Ayman Albarbary Albarbary itibaren Umarwada, Surat, Gujarat, Hindistan
İyi yazılmış ama sanırım bir yetişkin olarak mücadele etmek yerine savaş korkularından daha fazla deneyim bekliyordum. Bu olsa herkese tavsiye ederim.
This book was so good! It switches back and forth which held my attention.

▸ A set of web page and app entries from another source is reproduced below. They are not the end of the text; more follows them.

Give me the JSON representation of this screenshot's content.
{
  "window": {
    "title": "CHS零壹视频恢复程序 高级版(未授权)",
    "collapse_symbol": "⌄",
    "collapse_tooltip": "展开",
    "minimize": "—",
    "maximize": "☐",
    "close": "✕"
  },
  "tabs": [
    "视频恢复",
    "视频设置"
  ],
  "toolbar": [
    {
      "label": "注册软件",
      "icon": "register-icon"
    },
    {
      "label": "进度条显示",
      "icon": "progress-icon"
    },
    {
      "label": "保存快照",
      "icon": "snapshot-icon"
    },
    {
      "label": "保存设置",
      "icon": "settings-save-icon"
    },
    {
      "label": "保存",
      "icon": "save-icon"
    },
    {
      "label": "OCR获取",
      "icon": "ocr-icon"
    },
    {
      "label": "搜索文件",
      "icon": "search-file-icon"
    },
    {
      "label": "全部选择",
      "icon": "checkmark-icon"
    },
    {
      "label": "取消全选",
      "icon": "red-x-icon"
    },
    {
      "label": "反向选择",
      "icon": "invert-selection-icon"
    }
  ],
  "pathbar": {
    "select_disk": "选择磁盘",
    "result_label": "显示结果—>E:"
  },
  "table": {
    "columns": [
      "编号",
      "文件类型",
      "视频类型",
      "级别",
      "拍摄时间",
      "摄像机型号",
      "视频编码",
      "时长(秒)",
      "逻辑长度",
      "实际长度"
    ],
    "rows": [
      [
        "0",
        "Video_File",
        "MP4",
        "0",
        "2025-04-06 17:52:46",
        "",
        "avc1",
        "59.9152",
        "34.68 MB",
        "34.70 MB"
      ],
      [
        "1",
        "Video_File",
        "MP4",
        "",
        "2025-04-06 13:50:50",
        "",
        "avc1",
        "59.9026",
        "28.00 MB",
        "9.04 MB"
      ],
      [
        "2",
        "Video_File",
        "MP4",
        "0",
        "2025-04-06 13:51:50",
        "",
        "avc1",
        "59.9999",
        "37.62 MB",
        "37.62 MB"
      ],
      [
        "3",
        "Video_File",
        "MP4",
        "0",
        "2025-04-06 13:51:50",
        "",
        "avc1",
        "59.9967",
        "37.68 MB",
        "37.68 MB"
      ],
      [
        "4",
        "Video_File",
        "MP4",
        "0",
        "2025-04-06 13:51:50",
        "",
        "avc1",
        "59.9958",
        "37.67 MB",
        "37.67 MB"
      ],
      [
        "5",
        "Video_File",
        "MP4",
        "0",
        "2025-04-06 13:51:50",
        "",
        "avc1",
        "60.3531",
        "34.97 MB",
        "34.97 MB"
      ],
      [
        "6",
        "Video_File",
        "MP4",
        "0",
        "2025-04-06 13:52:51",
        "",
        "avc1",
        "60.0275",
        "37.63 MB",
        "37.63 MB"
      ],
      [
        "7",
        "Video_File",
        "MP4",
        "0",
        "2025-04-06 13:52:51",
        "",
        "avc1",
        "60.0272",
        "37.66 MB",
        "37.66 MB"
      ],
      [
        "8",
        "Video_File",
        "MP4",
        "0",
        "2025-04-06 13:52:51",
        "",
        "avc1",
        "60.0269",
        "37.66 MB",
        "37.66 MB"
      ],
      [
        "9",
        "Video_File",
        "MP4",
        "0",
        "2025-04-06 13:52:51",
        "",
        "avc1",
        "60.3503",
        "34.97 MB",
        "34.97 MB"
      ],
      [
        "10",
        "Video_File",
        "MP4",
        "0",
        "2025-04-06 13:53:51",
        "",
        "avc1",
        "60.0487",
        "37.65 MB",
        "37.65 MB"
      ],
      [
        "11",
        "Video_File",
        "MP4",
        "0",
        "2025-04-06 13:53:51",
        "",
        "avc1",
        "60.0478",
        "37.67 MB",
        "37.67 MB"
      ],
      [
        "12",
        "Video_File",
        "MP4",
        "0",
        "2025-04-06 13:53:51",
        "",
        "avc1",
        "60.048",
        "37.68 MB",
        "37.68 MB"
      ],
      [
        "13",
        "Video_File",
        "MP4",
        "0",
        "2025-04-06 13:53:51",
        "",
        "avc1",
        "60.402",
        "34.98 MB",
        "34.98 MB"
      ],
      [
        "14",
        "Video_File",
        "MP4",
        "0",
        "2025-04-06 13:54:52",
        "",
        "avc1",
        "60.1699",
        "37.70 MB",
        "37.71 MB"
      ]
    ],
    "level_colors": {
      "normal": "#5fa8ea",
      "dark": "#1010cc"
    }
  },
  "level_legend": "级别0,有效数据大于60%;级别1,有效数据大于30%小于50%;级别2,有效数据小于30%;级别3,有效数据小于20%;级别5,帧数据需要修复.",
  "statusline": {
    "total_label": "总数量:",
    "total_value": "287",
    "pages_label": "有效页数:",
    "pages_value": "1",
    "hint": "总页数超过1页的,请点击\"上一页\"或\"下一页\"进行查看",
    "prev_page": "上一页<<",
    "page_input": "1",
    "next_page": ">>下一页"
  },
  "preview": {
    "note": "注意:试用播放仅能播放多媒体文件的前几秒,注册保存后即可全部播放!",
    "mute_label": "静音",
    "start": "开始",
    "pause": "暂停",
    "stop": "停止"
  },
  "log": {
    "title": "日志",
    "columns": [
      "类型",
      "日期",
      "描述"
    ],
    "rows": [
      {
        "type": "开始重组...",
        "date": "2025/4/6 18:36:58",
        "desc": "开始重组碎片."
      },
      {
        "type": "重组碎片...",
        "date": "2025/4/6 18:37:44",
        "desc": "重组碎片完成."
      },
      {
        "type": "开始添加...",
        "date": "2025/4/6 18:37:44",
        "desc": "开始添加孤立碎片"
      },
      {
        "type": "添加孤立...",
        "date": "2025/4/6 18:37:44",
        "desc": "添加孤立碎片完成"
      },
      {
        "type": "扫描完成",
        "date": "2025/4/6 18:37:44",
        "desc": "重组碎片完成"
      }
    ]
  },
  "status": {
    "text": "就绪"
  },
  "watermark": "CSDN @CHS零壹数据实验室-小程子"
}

If you get a chance to read this book, please make sure to read Chapter 17, "The Deadliest Season" (pg. 257). It's about a friend of mine, Derek Tinkham, from high school (he went to Narragansett) that died on January 15, 1994 at 20 years old of hypothermia on the summit of Mt. Jefferson (part of the Mt. Washington Presidential range). Derek was such a amazing friend and would do anything for anyone. He was a lot like my brother, Chuck, and Joe. If you could take Chucky and Joe's best qualities and mesh them together somehow...that's the best way I can describe Derek. I was also friends with his younger sister, Diane. He was a really great older brother to her: he reminds me so much of how Chucky treated me...with RESPECT, love, always looked out for her without being condesending and always included her in his life. He was an all-around great kid and has been missed.
One of the most tedious books I have ever read in my life. It was worse than some of the books I was forced to read in high school. At 230 pages, it read like an Ayn Rand 1200 pager. The author has an excellent premise, to tell how the once sedate industrial city of Fallujah became a hotbed of insurgent activity. Instead, he skips all over Iraq telling the tales of small skirmishes and the ineptitude of the U.S. military, various U.S. government agencies, and of the Iraqi armed forces. All compelling stories, but not enough focus on the decisive battle in November 2004 or the USMC pullout the previous spring. The author is a former Civil Affairs officer in the U.S. Army, where he had daily contact with the Iraqi populace. My hope is that he is hard at work on a memoir of his time with these beleaguered people.